> _The problem_:
Determine how many lines below contain the string "this" and give that number without anything else.

> _Given entries_:
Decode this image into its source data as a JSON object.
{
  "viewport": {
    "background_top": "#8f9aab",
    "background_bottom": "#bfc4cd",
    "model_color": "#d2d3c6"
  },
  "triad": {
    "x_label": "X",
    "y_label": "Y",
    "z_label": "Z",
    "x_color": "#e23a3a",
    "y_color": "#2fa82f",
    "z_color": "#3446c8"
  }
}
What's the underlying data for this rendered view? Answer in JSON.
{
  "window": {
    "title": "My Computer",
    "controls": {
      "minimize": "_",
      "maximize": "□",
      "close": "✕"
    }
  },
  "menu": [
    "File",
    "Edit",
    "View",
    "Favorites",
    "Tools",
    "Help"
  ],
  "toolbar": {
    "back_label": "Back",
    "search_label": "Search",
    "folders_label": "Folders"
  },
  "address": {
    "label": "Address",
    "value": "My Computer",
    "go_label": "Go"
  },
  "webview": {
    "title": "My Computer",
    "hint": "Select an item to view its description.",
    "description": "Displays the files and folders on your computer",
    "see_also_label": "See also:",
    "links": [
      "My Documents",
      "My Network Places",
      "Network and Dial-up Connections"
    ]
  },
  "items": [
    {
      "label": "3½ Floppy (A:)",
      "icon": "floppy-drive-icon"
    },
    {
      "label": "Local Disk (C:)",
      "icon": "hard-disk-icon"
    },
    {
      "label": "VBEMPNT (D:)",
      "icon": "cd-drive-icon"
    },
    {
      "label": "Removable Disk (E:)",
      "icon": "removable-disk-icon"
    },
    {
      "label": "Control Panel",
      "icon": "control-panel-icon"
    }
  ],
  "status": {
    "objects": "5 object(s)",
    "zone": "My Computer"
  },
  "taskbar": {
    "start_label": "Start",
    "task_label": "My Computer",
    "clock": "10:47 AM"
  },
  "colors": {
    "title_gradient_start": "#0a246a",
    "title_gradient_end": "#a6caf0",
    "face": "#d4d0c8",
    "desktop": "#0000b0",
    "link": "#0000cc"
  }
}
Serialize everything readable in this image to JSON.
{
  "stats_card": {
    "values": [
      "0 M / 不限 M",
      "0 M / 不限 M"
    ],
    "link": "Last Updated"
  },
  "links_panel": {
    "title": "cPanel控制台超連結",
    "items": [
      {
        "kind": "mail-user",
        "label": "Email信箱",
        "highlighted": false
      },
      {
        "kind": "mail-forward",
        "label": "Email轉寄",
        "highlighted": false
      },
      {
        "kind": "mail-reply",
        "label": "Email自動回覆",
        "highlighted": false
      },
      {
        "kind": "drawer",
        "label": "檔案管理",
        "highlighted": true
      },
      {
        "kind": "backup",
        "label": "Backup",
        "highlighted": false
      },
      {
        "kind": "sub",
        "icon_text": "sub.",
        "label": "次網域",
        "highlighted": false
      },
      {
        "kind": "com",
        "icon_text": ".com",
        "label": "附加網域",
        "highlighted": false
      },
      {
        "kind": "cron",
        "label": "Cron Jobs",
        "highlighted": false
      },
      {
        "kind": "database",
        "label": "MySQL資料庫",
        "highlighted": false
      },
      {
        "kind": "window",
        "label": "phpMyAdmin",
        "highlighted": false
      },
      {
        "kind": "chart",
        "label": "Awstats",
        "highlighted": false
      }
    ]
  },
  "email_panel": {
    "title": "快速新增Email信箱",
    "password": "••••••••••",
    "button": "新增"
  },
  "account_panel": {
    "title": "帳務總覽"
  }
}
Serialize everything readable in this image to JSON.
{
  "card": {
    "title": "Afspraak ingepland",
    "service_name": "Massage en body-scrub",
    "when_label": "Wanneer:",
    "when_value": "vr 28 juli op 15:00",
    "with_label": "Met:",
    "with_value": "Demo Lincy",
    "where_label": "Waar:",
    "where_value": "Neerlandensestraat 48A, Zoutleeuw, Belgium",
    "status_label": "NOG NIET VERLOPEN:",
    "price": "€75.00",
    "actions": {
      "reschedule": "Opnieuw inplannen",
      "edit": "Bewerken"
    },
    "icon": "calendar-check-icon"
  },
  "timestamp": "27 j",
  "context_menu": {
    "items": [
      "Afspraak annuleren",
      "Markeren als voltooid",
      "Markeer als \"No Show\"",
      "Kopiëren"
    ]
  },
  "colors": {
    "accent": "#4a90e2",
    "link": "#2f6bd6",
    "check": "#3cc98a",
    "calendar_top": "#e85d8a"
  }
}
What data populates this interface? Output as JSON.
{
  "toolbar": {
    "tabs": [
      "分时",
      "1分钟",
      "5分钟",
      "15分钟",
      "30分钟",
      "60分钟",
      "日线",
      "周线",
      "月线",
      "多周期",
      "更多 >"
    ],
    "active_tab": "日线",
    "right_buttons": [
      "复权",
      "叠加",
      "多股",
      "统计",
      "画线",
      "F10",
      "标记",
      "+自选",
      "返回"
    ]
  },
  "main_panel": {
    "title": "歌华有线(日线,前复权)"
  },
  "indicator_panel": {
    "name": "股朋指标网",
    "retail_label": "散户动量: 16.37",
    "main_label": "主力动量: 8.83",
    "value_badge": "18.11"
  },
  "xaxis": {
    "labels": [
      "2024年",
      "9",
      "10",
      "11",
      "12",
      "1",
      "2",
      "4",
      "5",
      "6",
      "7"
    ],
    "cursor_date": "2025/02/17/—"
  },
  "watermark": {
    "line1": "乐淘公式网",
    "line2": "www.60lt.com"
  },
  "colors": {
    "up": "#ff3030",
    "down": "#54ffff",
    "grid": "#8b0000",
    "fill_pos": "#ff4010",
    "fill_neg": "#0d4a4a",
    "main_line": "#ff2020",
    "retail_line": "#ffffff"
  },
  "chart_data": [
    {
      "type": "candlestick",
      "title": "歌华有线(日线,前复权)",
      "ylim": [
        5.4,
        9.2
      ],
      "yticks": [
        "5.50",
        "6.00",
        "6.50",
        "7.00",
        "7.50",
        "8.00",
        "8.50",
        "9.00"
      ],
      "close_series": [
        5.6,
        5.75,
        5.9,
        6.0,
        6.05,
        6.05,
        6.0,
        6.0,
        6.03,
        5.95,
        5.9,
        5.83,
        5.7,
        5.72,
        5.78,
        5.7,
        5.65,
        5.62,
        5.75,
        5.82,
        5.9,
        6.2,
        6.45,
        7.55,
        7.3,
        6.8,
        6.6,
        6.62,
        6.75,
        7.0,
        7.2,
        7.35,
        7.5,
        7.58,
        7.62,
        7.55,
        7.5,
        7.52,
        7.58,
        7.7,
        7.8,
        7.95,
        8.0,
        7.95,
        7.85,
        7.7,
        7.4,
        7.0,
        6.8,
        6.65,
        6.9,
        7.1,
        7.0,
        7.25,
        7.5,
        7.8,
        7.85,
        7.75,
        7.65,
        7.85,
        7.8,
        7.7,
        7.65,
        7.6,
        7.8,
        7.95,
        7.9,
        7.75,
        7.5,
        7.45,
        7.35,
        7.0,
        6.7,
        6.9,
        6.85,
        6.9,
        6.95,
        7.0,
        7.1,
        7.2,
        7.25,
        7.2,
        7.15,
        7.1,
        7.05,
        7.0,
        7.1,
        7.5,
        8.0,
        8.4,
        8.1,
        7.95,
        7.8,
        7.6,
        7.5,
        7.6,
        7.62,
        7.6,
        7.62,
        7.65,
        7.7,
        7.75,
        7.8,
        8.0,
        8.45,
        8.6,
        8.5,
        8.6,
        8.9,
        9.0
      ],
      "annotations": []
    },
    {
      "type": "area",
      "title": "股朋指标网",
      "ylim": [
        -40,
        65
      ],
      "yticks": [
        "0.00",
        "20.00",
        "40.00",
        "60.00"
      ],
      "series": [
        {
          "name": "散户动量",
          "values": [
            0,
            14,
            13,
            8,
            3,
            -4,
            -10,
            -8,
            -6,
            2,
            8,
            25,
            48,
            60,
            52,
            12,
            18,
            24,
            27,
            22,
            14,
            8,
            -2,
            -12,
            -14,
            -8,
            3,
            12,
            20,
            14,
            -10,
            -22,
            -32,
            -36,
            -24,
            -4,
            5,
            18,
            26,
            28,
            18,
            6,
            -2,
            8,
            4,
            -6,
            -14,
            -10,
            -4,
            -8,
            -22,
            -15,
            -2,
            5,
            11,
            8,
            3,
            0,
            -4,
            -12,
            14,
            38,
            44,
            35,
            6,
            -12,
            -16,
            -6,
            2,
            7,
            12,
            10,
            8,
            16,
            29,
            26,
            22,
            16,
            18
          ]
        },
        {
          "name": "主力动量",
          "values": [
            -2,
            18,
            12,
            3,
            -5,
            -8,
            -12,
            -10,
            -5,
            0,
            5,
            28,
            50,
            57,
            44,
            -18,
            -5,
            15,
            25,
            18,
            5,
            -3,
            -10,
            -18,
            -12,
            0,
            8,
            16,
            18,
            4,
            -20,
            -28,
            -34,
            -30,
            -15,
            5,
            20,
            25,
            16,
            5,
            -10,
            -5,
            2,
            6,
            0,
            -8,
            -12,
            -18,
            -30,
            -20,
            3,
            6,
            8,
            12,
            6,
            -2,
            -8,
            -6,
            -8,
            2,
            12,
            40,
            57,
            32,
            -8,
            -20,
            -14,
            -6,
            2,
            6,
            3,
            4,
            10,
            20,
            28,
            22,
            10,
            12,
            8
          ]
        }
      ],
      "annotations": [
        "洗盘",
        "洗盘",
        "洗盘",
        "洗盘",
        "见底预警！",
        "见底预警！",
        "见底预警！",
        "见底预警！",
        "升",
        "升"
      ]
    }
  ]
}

> _Written solution_:
5